For those who don't remember, three players were hospitalized after the very first workout under Taggart's new strength staff with rhabdo, a rare syndrome in which overworked muscles break down and enter the bloodstream.
Each of three players has since been released, but the effect of that incident was lasting. Head strength coach Irele Oderinde was suspended for a month, the strength program was restructured to give Oderinde less unchecked oversight and Taggart apologized to the players' families and publicly.
"I have visited with the three young men involved in the incidents in the past few days and I have been in constant contact with their families, offering my sincere apologies," Taggart said in a statement. "As the head football coach, I hold myself responsible for all of our football-related activities and the safety of our students must come first. I have addressed the issue with our strength and conditioning staff, and I fully support the actions taken today by the university. I want to thank our medical staff and doctors for caring for all of our young men, and I want to apologize to the university, our students, alumni and fans."
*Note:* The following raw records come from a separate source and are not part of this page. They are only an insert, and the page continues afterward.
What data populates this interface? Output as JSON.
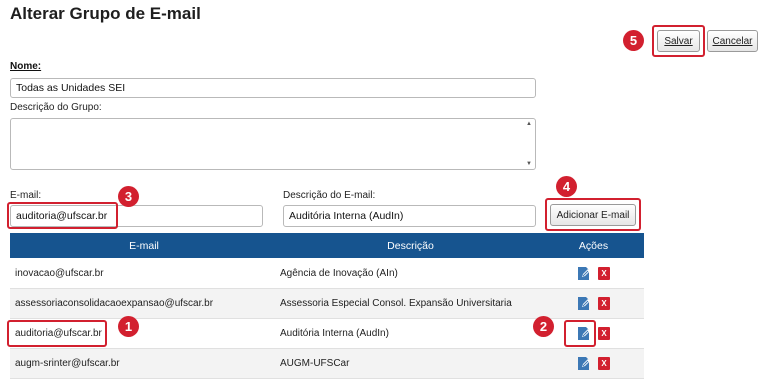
{
  "page_title": "Alterar Grupo de E-mail",
  "actions": {
    "save": "Salvar",
    "cancel": "Cancelar",
    "add_email": "Adicionar E-mail"
  },
  "form": {
    "name_label": "Nome:",
    "name_value": "Todas as Unidades SEI",
    "description_label": "Descrição do Grupo:",
    "description_value": "",
    "email_label": "E-mail:",
    "email_value": "auditoria@ufscar.br",
    "email_desc_label": "Descrição do E-mail:",
    "email_desc_value": "Auditória Interna (AudIn)"
  },
  "table": {
    "columns": [
      "E-mail",
      "Descrição",
      "Ações"
    ],
    "rows": [
      {
        "email": "inovacao@ufscar.br",
        "description": "Agência de Inovação (AIn)"
      },
      {
        "email": "assessoriaconsolidacaoexpansao@ufscar.br",
        "description": "Assessoria Especial Consol. Expansão Universitaria"
      },
      {
        "email": "auditoria@ufscar.br",
        "description": "Auditória Interna (AudIn)"
      },
      {
        "email": "augm-srinter@ufscar.br",
        "description": "AUGM-UFSCar"
      }
    ]
  },
  "callouts": [
    "1",
    "2",
    "3",
    "4",
    "5"
  ],
  "icons": {
    "edit": "edit-icon",
    "delete": "delete-icon"
  },
  "colors": {
    "header": "#16548f",
    "highlight": "#d2202f"
  }
}
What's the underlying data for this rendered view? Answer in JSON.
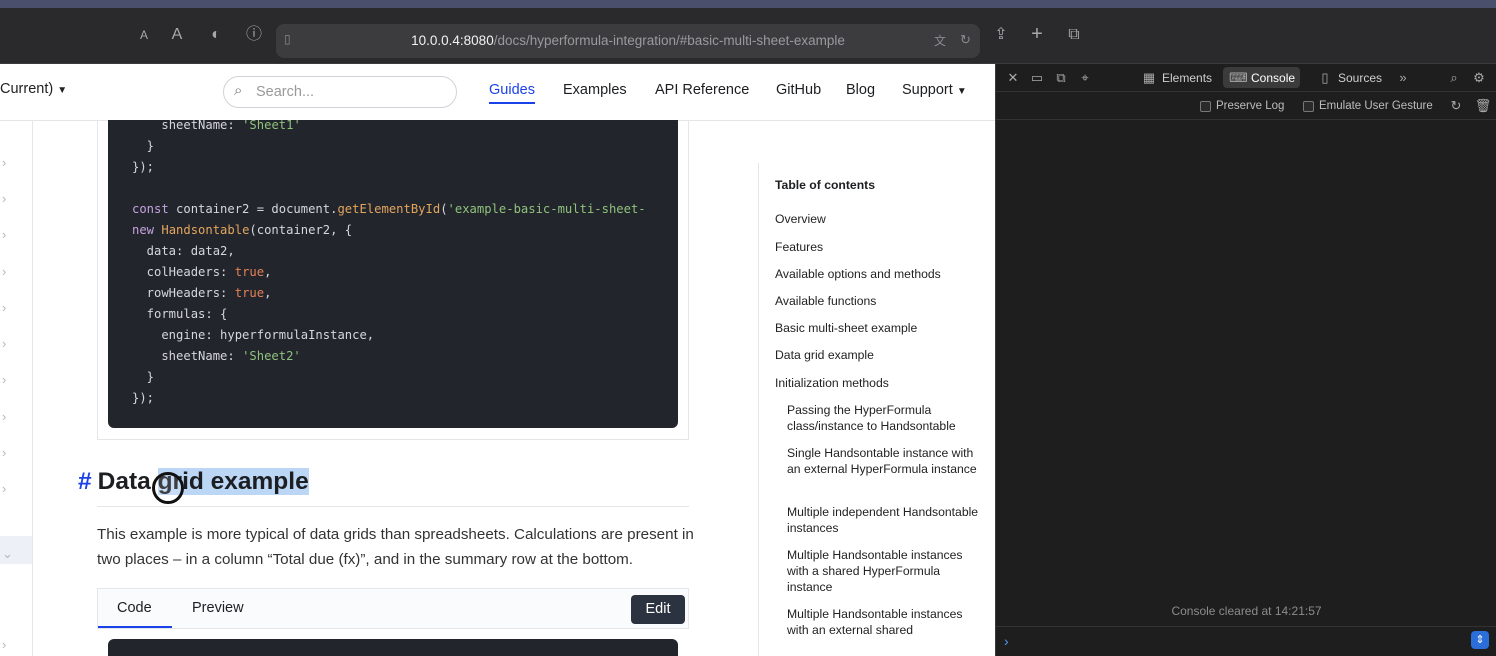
{
  "browser": {
    "url_host": "10.0.0.4:8080",
    "url_path": "/docs/hyperformula-integration/#basic-multi-sheet-example"
  },
  "navbar": {
    "version": "Current)",
    "search_placeholder": "Search...",
    "links": [
      "Guides",
      "Examples",
      "API Reference",
      "GitHub",
      "Blog",
      "Support"
    ]
  },
  "code_block_1": {
    "lines": [
      "    sheetName: 'Sheet1'",
      "  }",
      "});",
      "",
      "const container2 = document.getElementById('example-basic-multi-sheet-",
      "new Handsontable(container2, {",
      "  data: data2,",
      "  colHeaders: true,",
      "  rowHeaders: true,",
      "  formulas: {",
      "    engine: hyperformulaInstance,",
      "    sheetName: 'Sheet2'",
      "  }",
      "});"
    ]
  },
  "section": {
    "hash": "#",
    "heading_before": "Data ",
    "heading_selected": "grid example",
    "paragraph": "This example is more typical of data grids than spreadsheets. Calculations are present in two places – in a column “Total due (fx)”, and in the summary row at the bottom."
  },
  "tabs": {
    "code": "Code",
    "preview": "Preview",
    "edit": "Edit"
  },
  "toc": {
    "title": "Table of contents",
    "items": [
      "Overview",
      "Features",
      "Available options and methods",
      "Available functions",
      "Basic multi-sheet example",
      "Data grid example",
      "Initialization methods"
    ],
    "subitems": [
      "Passing the HyperFormula class/instance to Handsontable",
      "Single Handsontable instance with an external HyperFormula instance",
      "Multiple independent Handsontable instances",
      "Multiple Handsontable instances with a shared HyperFormula instance",
      "Multiple Handsontable instances with an external shared HyperFormula instance"
    ]
  },
  "devtools": {
    "tabs": [
      "Elements",
      "Console",
      "Sources"
    ],
    "preserve_log": "Preserve Log",
    "emulate_gesture": "Emulate User Gesture",
    "cleared_message": "Console cleared at 14:21:57"
  },
  "colors": {
    "accent": "#1a42e8",
    "code_bg": "#22252c",
    "selection": "#bcd6f6"
  }
}
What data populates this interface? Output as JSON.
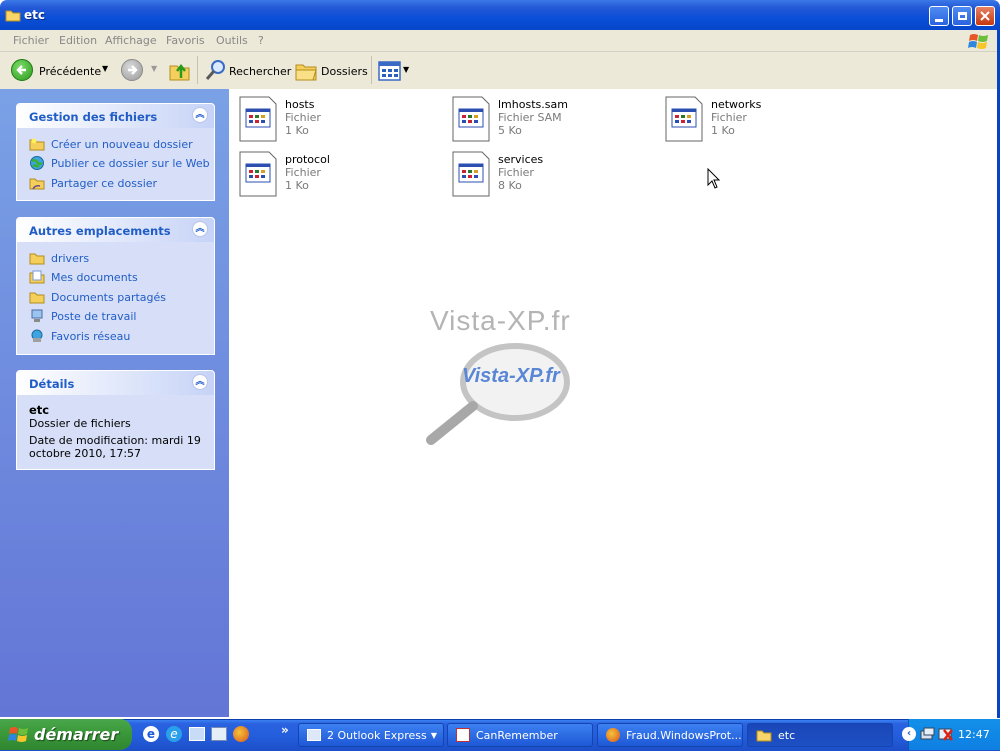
{
  "window": {
    "title": "etc"
  },
  "menu": [
    "Fichier",
    "Edition",
    "Affichage",
    "Favoris",
    "Outils",
    "?"
  ],
  "toolbar": {
    "back_label": "Précédente",
    "search_label": "Rechercher",
    "folders_label": "Dossiers"
  },
  "left_pane": {
    "file_tasks": {
      "title": "Gestion des fichiers",
      "items": [
        "Créer un nouveau dossier",
        "Publier ce dossier sur le Web",
        "Partager ce dossier"
      ]
    },
    "other_places": {
      "title": "Autres emplacements",
      "items": [
        "drivers",
        "Mes documents",
        "Documents partagés",
        "Poste de travail",
        "Favoris réseau"
      ]
    },
    "details": {
      "title": "Détails",
      "name": "etc",
      "kind": "Dossier de fichiers",
      "modified_line1": "Date de modification: mardi 19",
      "modified_line2": "octobre 2010, 17:57"
    }
  },
  "files": [
    {
      "name": "hosts",
      "type": "Fichier",
      "size": "1 Ko"
    },
    {
      "name": "lmhosts.sam",
      "type": "Fichier SAM",
      "size": "5 Ko"
    },
    {
      "name": "networks",
      "type": "Fichier",
      "size": "1 Ko"
    },
    {
      "name": "protocol",
      "type": "Fichier",
      "size": "1 Ko"
    },
    {
      "name": "services",
      "type": "Fichier",
      "size": "8 Ko"
    }
  ],
  "watermark": {
    "text1": "Vista-XP.fr",
    "text2": "Vista-XP.fr"
  },
  "taskbar": {
    "start_label": "démarrer",
    "quicklaunch_more": "»",
    "buttons": [
      "2 Outlook Express",
      "CanRemember",
      "Fraud.WindowsProt...",
      "etc"
    ],
    "clock": "12:47"
  },
  "colors": {
    "titlebar": "#0a4fd8",
    "taskpane_link": "#215dc6",
    "start_green": "#3c9a3c"
  }
}
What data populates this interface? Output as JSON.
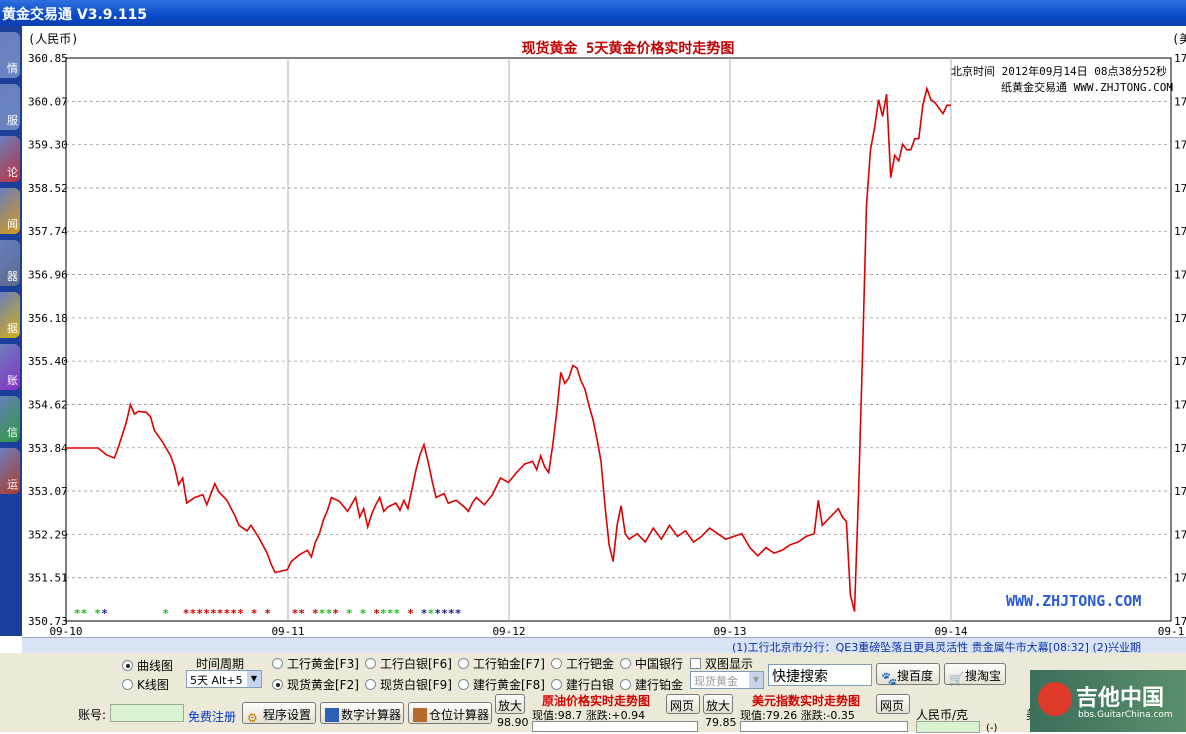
{
  "window": {
    "title": "黄金交易通 V3.9.115"
  },
  "sidebar": {
    "items": [
      {
        "label": "情",
        "icon": "gold-bar-icon",
        "color": "#6a86c4"
      },
      {
        "label": "服",
        "icon": "service-icon",
        "color": "#6a86c4"
      },
      {
        "label": "论",
        "icon": "forum-icon",
        "color": "#c0303a"
      },
      {
        "label": "闻",
        "icon": "news-icon",
        "color": "#d89a16"
      },
      {
        "label": "器",
        "icon": "tools-icon",
        "color": "#5a6a8a"
      },
      {
        "label": "据",
        "icon": "data-icon",
        "color": "#d8b010"
      },
      {
        "label": "账",
        "icon": "account-icon",
        "color": "#8a2ec4"
      },
      {
        "label": "信",
        "icon": "message-icon",
        "color": "#2a9a3a"
      },
      {
        "label": "运",
        "icon": "fortune-icon",
        "color": "#b03a2a"
      }
    ]
  },
  "chart_data": {
    "type": "line",
    "title": "现货黄金 5天黄金价格实时走势图",
    "ylabel": "(人民币)",
    "ylabel_right": "(美",
    "y_ticks": [
      "360.85",
      "360.07",
      "359.30",
      "358.52",
      "357.74",
      "356.96",
      "356.18",
      "355.40",
      "354.62",
      "353.84",
      "353.07",
      "352.29",
      "351.51",
      "350.73"
    ],
    "right_tick_label": "17",
    "x_ticks": [
      "09-10",
      "09-11",
      "09-12",
      "09-13",
      "09-14",
      "09-1"
    ],
    "ylim": [
      350.73,
      360.85
    ],
    "grid": true,
    "timestamp_label": "北京时间 2012年09月14日 08点38分52秒",
    "brand_label": "纸黄金交易通 WWW.ZHJTONG.COM",
    "watermark": "WWW.ZHJTONG.COM",
    "line_color": "#dd0000",
    "series": [
      {
        "values": [
          [
            0,
            353.84
          ],
          [
            4,
            353.84
          ],
          [
            8,
            353.84
          ],
          [
            10,
            353.72
          ],
          [
            12,
            353.66
          ],
          [
            13,
            353.85
          ],
          [
            15,
            354.3
          ],
          [
            16,
            354.62
          ],
          [
            17,
            354.45
          ],
          [
            18,
            354.5
          ],
          [
            20,
            354.48
          ],
          [
            21,
            354.4
          ],
          [
            22,
            354.15
          ],
          [
            24,
            353.95
          ],
          [
            26,
            353.7
          ],
          [
            27,
            353.5
          ],
          [
            28,
            353.18
          ],
          [
            29,
            353.3
          ],
          [
            30,
            352.85
          ],
          [
            32,
            352.95
          ],
          [
            34,
            353.0
          ],
          [
            35,
            352.82
          ],
          [
            37,
            353.2
          ],
          [
            38,
            353.05
          ],
          [
            40,
            352.9
          ],
          [
            42,
            352.62
          ],
          [
            43,
            352.45
          ],
          [
            45,
            352.35
          ],
          [
            46,
            352.45
          ],
          [
            48,
            352.22
          ],
          [
            50,
            351.95
          ],
          [
            51,
            351.75
          ],
          [
            52,
            351.6
          ],
          [
            53,
            351.62
          ],
          [
            55,
            351.65
          ],
          [
            56,
            351.8
          ],
          [
            58,
            351.92
          ],
          [
            60,
            352.0
          ],
          [
            61,
            351.88
          ],
          [
            62,
            352.15
          ],
          [
            63,
            352.3
          ],
          [
            64,
            352.55
          ],
          [
            65,
            352.72
          ],
          [
            66,
            352.95
          ],
          [
            68,
            352.88
          ],
          [
            70,
            352.7
          ],
          [
            72,
            352.95
          ],
          [
            73,
            352.6
          ],
          [
            74,
            352.75
          ],
          [
            75,
            352.42
          ],
          [
            76,
            352.65
          ],
          [
            77,
            352.82
          ],
          [
            78,
            352.95
          ],
          [
            79,
            352.7
          ],
          [
            80,
            352.78
          ],
          [
            82,
            352.85
          ],
          [
            83,
            352.72
          ],
          [
            84,
            352.9
          ],
          [
            85,
            352.75
          ],
          [
            86,
            353.1
          ],
          [
            87,
            353.45
          ],
          [
            88,
            353.72
          ],
          [
            89,
            353.9
          ],
          [
            90,
            353.6
          ],
          [
            91,
            353.25
          ],
          [
            92,
            352.95
          ],
          [
            94,
            353.02
          ],
          [
            95,
            352.85
          ],
          [
            97,
            352.9
          ],
          [
            99,
            352.78
          ],
          [
            100,
            352.7
          ],
          [
            101,
            352.85
          ],
          [
            102,
            352.95
          ],
          [
            104,
            352.82
          ],
          [
            106,
            353.0
          ],
          [
            107,
            353.15
          ],
          [
            108,
            353.3
          ],
          [
            110,
            353.22
          ],
          [
            112,
            353.4
          ],
          [
            114,
            353.55
          ],
          [
            116,
            353.6
          ],
          [
            117,
            353.45
          ],
          [
            118,
            353.7
          ],
          [
            119,
            353.5
          ],
          [
            120,
            353.4
          ],
          [
            121,
            353.9
          ],
          [
            122,
            354.5
          ],
          [
            123,
            355.2
          ],
          [
            124,
            355.0
          ],
          [
            125,
            355.1
          ],
          [
            126,
            355.32
          ],
          [
            127,
            355.28
          ],
          [
            128,
            355.05
          ],
          [
            129,
            354.9
          ],
          [
            130,
            354.6
          ],
          [
            131,
            354.35
          ],
          [
            132,
            354.0
          ],
          [
            133,
            353.6
          ],
          [
            134,
            352.8
          ],
          [
            135,
            352.1
          ],
          [
            136,
            351.8
          ],
          [
            137,
            352.45
          ],
          [
            138,
            352.8
          ],
          [
            139,
            352.3
          ],
          [
            140,
            352.2
          ],
          [
            142,
            352.3
          ],
          [
            144,
            352.15
          ],
          [
            146,
            352.4
          ],
          [
            148,
            352.2
          ],
          [
            150,
            352.45
          ],
          [
            152,
            352.25
          ],
          [
            154,
            352.35
          ],
          [
            156,
            352.15
          ],
          [
            158,
            352.25
          ],
          [
            160,
            352.4
          ],
          [
            162,
            352.3
          ],
          [
            164,
            352.2
          ],
          [
            166,
            352.25
          ],
          [
            168,
            352.3
          ],
          [
            170,
            352.05
          ],
          [
            172,
            351.9
          ],
          [
            174,
            352.05
          ],
          [
            176,
            351.95
          ],
          [
            178,
            352.0
          ],
          [
            180,
            352.1
          ],
          [
            182,
            352.15
          ],
          [
            184,
            352.25
          ],
          [
            186,
            352.3
          ],
          [
            187,
            352.9
          ],
          [
            188,
            352.45
          ],
          [
            190,
            352.6
          ],
          [
            192,
            352.75
          ],
          [
            193,
            352.6
          ],
          [
            194,
            352.52
          ],
          [
            195,
            351.2
          ],
          [
            196,
            350.9
          ],
          [
            197,
            353.0
          ],
          [
            198,
            355.5
          ],
          [
            199,
            358.2
          ],
          [
            200,
            359.2
          ],
          [
            201,
            359.6
          ],
          [
            202,
            360.1
          ],
          [
            203,
            359.8
          ],
          [
            204,
            360.2
          ],
          [
            205,
            358.7
          ],
          [
            206,
            359.1
          ],
          [
            207,
            359.0
          ],
          [
            208,
            359.3
          ],
          [
            209,
            359.2
          ],
          [
            210,
            359.2
          ],
          [
            211,
            359.4
          ],
          [
            212,
            359.4
          ],
          [
            213,
            360.0
          ],
          [
            214,
            360.3
          ],
          [
            215,
            360.1
          ],
          [
            216,
            360.05
          ],
          [
            217,
            359.95
          ],
          [
            218,
            359.85
          ],
          [
            219,
            360.0
          ],
          [
            220,
            360.0
          ]
        ]
      }
    ],
    "markers": {
      "rows": [
        [
          "g",
          "g",
          "",
          "g",
          "b",
          "",
          "",
          "",
          "",
          "",
          "",
          "",
          "",
          "g",
          "",
          "",
          "r",
          "r",
          "r",
          "r",
          "r",
          "r",
          "r",
          "r",
          "r",
          "",
          "r",
          "",
          "r",
          "",
          "",
          "",
          "r",
          "r",
          "",
          "r",
          "g",
          "g",
          "r",
          "",
          "g",
          "",
          "g",
          "",
          "r",
          "g",
          "g",
          "g",
          "",
          "r",
          "",
          "b",
          "g",
          "b",
          "b",
          "b",
          "b"
        ]
      ]
    }
  },
  "ticker": {
    "text": "(1)工行北京市分行：QE3重磅坠落且更具灵活性 贵金属牛市大幕[08:32]    (2)兴业期"
  },
  "controls": {
    "chart_type": {
      "curve_label": "曲线图",
      "kline_label": "K线图"
    },
    "period": {
      "label": "时间周期",
      "selected": "5天 Alt+5"
    },
    "products": [
      {
        "label": "工行黄金[F3]",
        "selected": false
      },
      {
        "label": "工行白银[F6]",
        "selected": false
      },
      {
        "label": "工行铂金[F7]",
        "selected": false
      },
      {
        "label": "工行钯金",
        "selected": false
      },
      {
        "label": "中国银行",
        "selected": false
      },
      {
        "label": "现货黄金[F2]",
        "selected": true
      },
      {
        "label": "现货白银[F9]",
        "selected": false
      },
      {
        "label": "建行黄金[F8]",
        "selected": false
      },
      {
        "label": "建行白银",
        "selected": false
      },
      {
        "label": "建行铂金",
        "selected": false
      }
    ],
    "dual_display_label": "双图显示",
    "dual_select": "现货黄金",
    "quick_search_placeholder": "快捷搜索",
    "baidu_label": "搜百度",
    "taobao_label": "搜淘宝",
    "account_label": "账号:",
    "register_label": "免费注册",
    "settings_label": "程序设置",
    "calc_label": "数字计算器",
    "position_calc_label": "仓位计算器",
    "zoom_label_1": "放大",
    "zoom_label_2": "放大",
    "oil": {
      "title": "原油价格实时走势图",
      "value_label": "现值:98.7 涨跌:+0.94",
      "axis_value": "98.90",
      "web_label": "网页"
    },
    "usd": {
      "title": "美元指数实时走势图",
      "value_label": "现值:79.26 涨跌:-0.35",
      "axis_value": "79.85",
      "web_label": "网页"
    },
    "rmb_per_gram": "人民币/克",
    "paren_label": "(-)",
    "right_partial": "美",
    "logo_text": "吉他中国",
    "logo_sub": "bbs.GuitarChina.com"
  }
}
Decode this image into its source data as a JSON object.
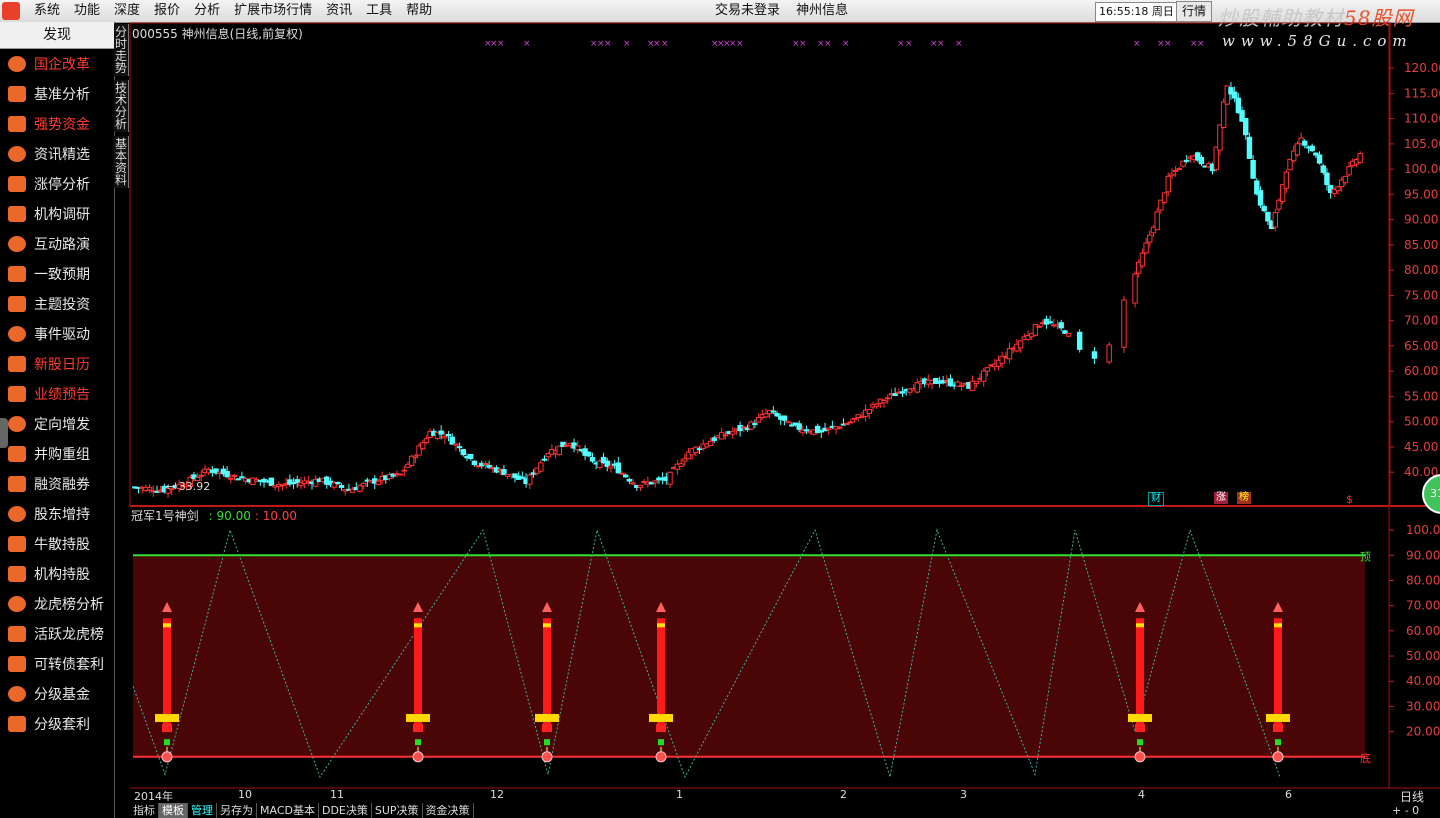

The reporting of the controversial workout led to a controversy of its own when Taggart stopped speaking to Oregonian beat writer Andrew Greif, whose reporting broke the story.
The two have since made up (or at least resumed their professional relationship) and the Ducks put the evens of January behind them. Until Monday.
Here's what Taggart had to say to Mandel:
"We know we didn’t do anything to try to hurt our kids. We’d done [the same program] everywhere we’ve been and never had a problem," Taggart said. "I think our guys just overworked themselves and didn’t hydrate. … They were trying to impress the new coaches."
He maintains that media accounts at the time mischaracterized the nature of the workouts and believes neither he nor Oderinde acted improperly.
No one has ever accused Oregon's strength staff of intentionally trying to hurt the Ducks' players, but this answer leads only to more questions. Is Oderinde acted properly, why did he give "full support" to his 1-month suspension, especially at such a critical juncture of his first off-season? Why did Taggart apologize he and his staff did nothing wrong?
Taggart's April explanation is starkly different from his January apology, morphing from "the safety of our students must come first" sounds awfully different than "the players should have drank more water."